### INPUT DATA ###

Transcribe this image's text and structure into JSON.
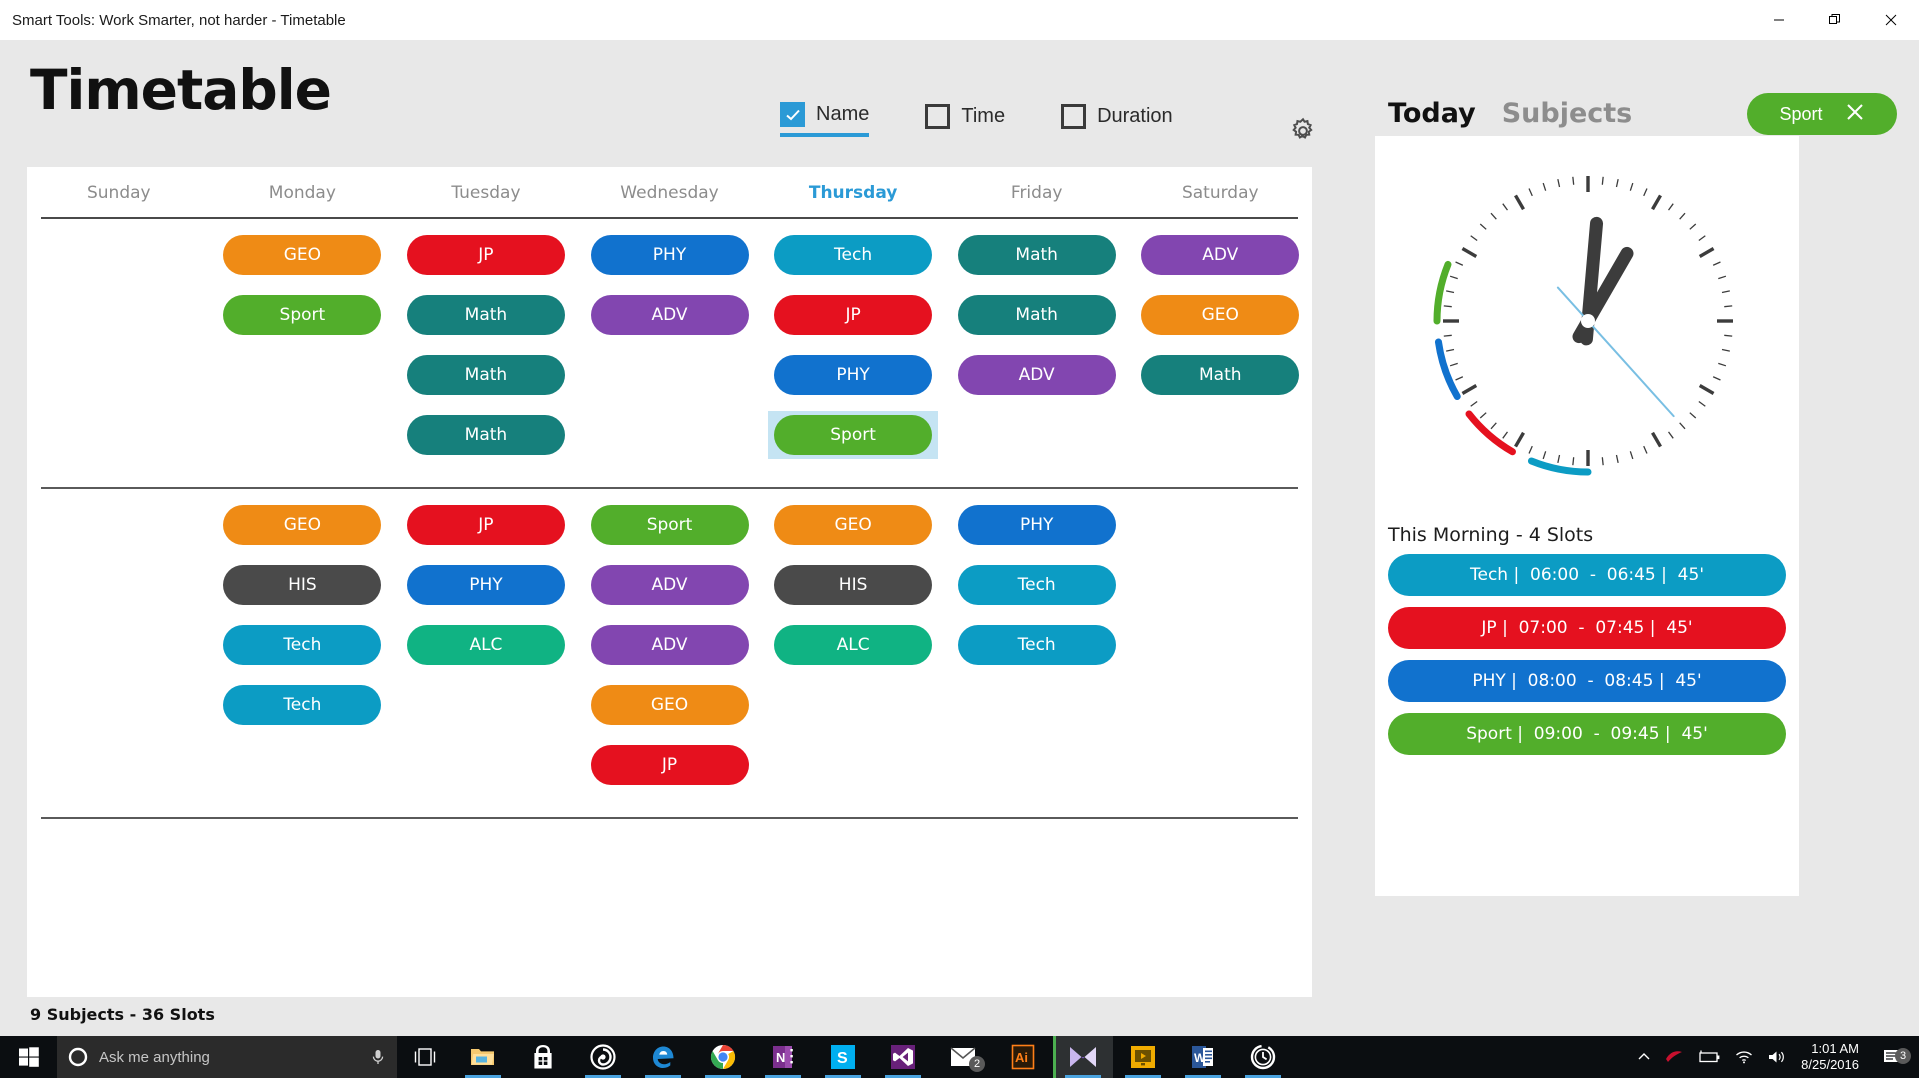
{
  "window": {
    "title": "Smart Tools: Work Smarter, not harder - Timetable",
    "minimize_label": "—",
    "maximize_label": "❐",
    "close_label": "✕"
  },
  "app": {
    "title": "Timetable",
    "footer": "9 Subjects  -  36 Slots",
    "gear_icon": "gear-icon"
  },
  "modes": [
    {
      "label": "Name",
      "checked": true
    },
    {
      "label": "Time",
      "checked": false
    },
    {
      "label": "Duration",
      "checked": false
    }
  ],
  "colors": {
    "GEO": "#ef8b15",
    "Sport": "#52ae2b",
    "JP": "#e5111f",
    "Math": "#16807c",
    "PHY": "#1172ce",
    "ADV": "#8246b0",
    "Tech": "#0c9cc4",
    "HIS": "#4a4a4a",
    "ALC": "#10b383",
    "accent": "#2b9ad6",
    "selection": "#c5e4f3"
  },
  "timetable": {
    "days": [
      {
        "name": "Sunday",
        "active": false
      },
      {
        "name": "Monday",
        "active": false
      },
      {
        "name": "Tuesday",
        "active": false
      },
      {
        "name": "Wednesday",
        "active": false
      },
      {
        "name": "Thursday",
        "active": true
      },
      {
        "name": "Friday",
        "active": false
      },
      {
        "name": "Saturday",
        "active": false
      }
    ],
    "blocks": [
      {
        "columns": [
          [],
          [
            {
              "label": "GEO"
            },
            {
              "label": "Sport"
            }
          ],
          [
            {
              "label": "JP"
            },
            {
              "label": "Math"
            },
            {
              "label": "Math"
            },
            {
              "label": "Math"
            }
          ],
          [
            {
              "label": "PHY"
            },
            {
              "label": "ADV"
            }
          ],
          [
            {
              "label": "Tech"
            },
            {
              "label": "JP"
            },
            {
              "label": "PHY"
            },
            {
              "label": "Sport",
              "selected": true
            }
          ],
          [
            {
              "label": "Math"
            },
            {
              "label": "Math"
            },
            {
              "label": "ADV"
            }
          ],
          [
            {
              "label": "ADV"
            },
            {
              "label": "GEO"
            },
            {
              "label": "Math"
            }
          ]
        ]
      },
      {
        "columns": [
          [],
          [
            {
              "label": "GEO"
            },
            {
              "label": "HIS"
            },
            {
              "label": "Tech"
            },
            {
              "label": "Tech"
            }
          ],
          [
            {
              "label": "JP"
            },
            {
              "label": "PHY"
            },
            {
              "label": "ALC"
            }
          ],
          [
            {
              "label": "Sport"
            },
            {
              "label": "ADV"
            },
            {
              "label": "ADV"
            },
            {
              "label": "GEO"
            },
            {
              "label": "JP"
            }
          ],
          [
            {
              "label": "GEO"
            },
            {
              "label": "HIS"
            },
            {
              "label": "ALC"
            }
          ],
          [
            {
              "label": "PHY"
            },
            {
              "label": "Tech"
            },
            {
              "label": "Tech"
            }
          ],
          []
        ]
      }
    ]
  },
  "sidebar": {
    "tabs": [
      {
        "label": "Today",
        "active": true
      },
      {
        "label": "Subjects",
        "active": false
      }
    ],
    "selected_subject": {
      "label": "Sport",
      "color": "#52ae2b",
      "close_icon": "close-icon"
    },
    "clock": {
      "hour_hand_deg": 5,
      "minute_hand_deg": 30,
      "second_hand_deg": 138,
      "arcs": [
        {
          "subject": "Tech",
          "color": "#0c9cc4",
          "start_deg": 180,
          "end_deg": 202
        },
        {
          "subject": "JP",
          "color": "#e5111f",
          "start_deg": 210,
          "end_deg": 232
        },
        {
          "subject": "PHY",
          "color": "#1172ce",
          "start_deg": 240,
          "end_deg": 262
        },
        {
          "subject": "Sport",
          "color": "#52ae2b",
          "start_deg": 270,
          "end_deg": 292
        }
      ]
    },
    "slots_heading": "This Morning - 4 Slots",
    "slots": [
      {
        "text": "Tech |  06:00  -  06:45 |  45'",
        "color": "#0c9cc4"
      },
      {
        "text": "JP |  07:00  -  07:45 |  45'",
        "color": "#e5111f"
      },
      {
        "text": "PHY |  08:00  -  08:45 |  45'",
        "color": "#1172ce"
      },
      {
        "text": "Sport |  09:00  -  09:45 |  45'",
        "color": "#52ae2b"
      }
    ]
  },
  "taskbar": {
    "start_icon": "windows-start-icon",
    "search_placeholder": "Ask me anything",
    "cortana_icon": "cortana-ring-icon",
    "mic_icon": "microphone-icon",
    "taskview_icon": "task-view-icon",
    "items": [
      {
        "name": "file-explorer-icon",
        "running": true,
        "active": false,
        "badge": ""
      },
      {
        "name": "microsoft-store-icon",
        "running": false,
        "active": false,
        "badge": ""
      },
      {
        "name": "groove-music-icon",
        "running": true,
        "active": false,
        "badge": ""
      },
      {
        "name": "microsoft-edge-icon",
        "running": true,
        "active": false,
        "badge": ""
      },
      {
        "name": "google-chrome-icon",
        "running": true,
        "active": false,
        "badge": ""
      },
      {
        "name": "onenote-icon",
        "running": true,
        "active": false,
        "badge": ""
      },
      {
        "name": "skype-icon",
        "running": true,
        "active": false,
        "badge": ""
      },
      {
        "name": "visual-studio-icon",
        "running": true,
        "active": false,
        "badge": ""
      },
      {
        "name": "mail-icon",
        "running": false,
        "active": false,
        "badge": "2"
      },
      {
        "name": "illustrator-icon",
        "running": false,
        "active": false,
        "badge": ""
      },
      {
        "name": "blend-icon",
        "running": true,
        "active": true,
        "badge": ""
      },
      {
        "name": "movie-maker-icon",
        "running": true,
        "active": false,
        "badge": ""
      },
      {
        "name": "word-icon",
        "running": true,
        "active": false,
        "badge": ""
      },
      {
        "name": "timetable-app-icon",
        "running": true,
        "active": false,
        "badge": ""
      }
    ],
    "tray": {
      "chevron_icon": "show-hidden-icons-chevron",
      "rog_icon": "rog-armoury-icon",
      "battery_icon": "battery-charging-icon",
      "wifi_icon": "wifi-icon",
      "volume_icon": "speaker-volume-icon",
      "time": "1:01 AM",
      "date": "8/25/2016",
      "action_center_icon": "action-center-icon",
      "action_center_badge": "3"
    }
  }
}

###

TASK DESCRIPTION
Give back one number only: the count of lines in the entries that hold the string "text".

ANSWER FOR THIS EXERCISE
5